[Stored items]
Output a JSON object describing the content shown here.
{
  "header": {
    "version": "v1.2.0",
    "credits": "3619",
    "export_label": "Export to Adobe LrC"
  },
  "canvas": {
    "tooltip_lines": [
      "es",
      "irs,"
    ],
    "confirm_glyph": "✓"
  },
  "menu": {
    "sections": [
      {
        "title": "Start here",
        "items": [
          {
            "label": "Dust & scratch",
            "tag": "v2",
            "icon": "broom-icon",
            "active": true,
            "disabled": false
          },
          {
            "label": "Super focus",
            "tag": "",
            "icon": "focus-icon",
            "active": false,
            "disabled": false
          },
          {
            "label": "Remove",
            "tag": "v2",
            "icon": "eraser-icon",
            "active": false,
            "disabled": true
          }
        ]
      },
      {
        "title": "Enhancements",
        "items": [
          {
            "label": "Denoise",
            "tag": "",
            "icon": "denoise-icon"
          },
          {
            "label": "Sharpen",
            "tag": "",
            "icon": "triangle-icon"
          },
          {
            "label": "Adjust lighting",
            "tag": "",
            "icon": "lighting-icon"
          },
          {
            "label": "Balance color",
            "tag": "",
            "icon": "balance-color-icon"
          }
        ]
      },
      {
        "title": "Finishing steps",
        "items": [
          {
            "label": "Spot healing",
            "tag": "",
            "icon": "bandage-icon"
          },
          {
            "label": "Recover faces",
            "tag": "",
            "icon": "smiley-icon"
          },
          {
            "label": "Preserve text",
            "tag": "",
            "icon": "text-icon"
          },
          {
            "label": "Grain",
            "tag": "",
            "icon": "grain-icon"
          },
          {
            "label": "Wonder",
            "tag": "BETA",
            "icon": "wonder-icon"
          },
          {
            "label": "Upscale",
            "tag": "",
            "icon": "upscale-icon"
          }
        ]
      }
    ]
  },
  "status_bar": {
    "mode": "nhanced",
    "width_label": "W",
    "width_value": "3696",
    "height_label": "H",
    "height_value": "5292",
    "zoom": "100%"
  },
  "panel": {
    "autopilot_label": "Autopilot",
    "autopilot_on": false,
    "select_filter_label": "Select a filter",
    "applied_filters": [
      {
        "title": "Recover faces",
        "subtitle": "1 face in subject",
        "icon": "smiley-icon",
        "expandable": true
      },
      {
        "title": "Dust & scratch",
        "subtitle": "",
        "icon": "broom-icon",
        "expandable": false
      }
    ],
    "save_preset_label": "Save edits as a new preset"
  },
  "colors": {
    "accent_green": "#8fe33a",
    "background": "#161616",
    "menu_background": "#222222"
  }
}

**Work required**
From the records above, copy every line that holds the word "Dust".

**Your solution**
            "label": "Dust & scratch",
        "title": "Dust & scratch",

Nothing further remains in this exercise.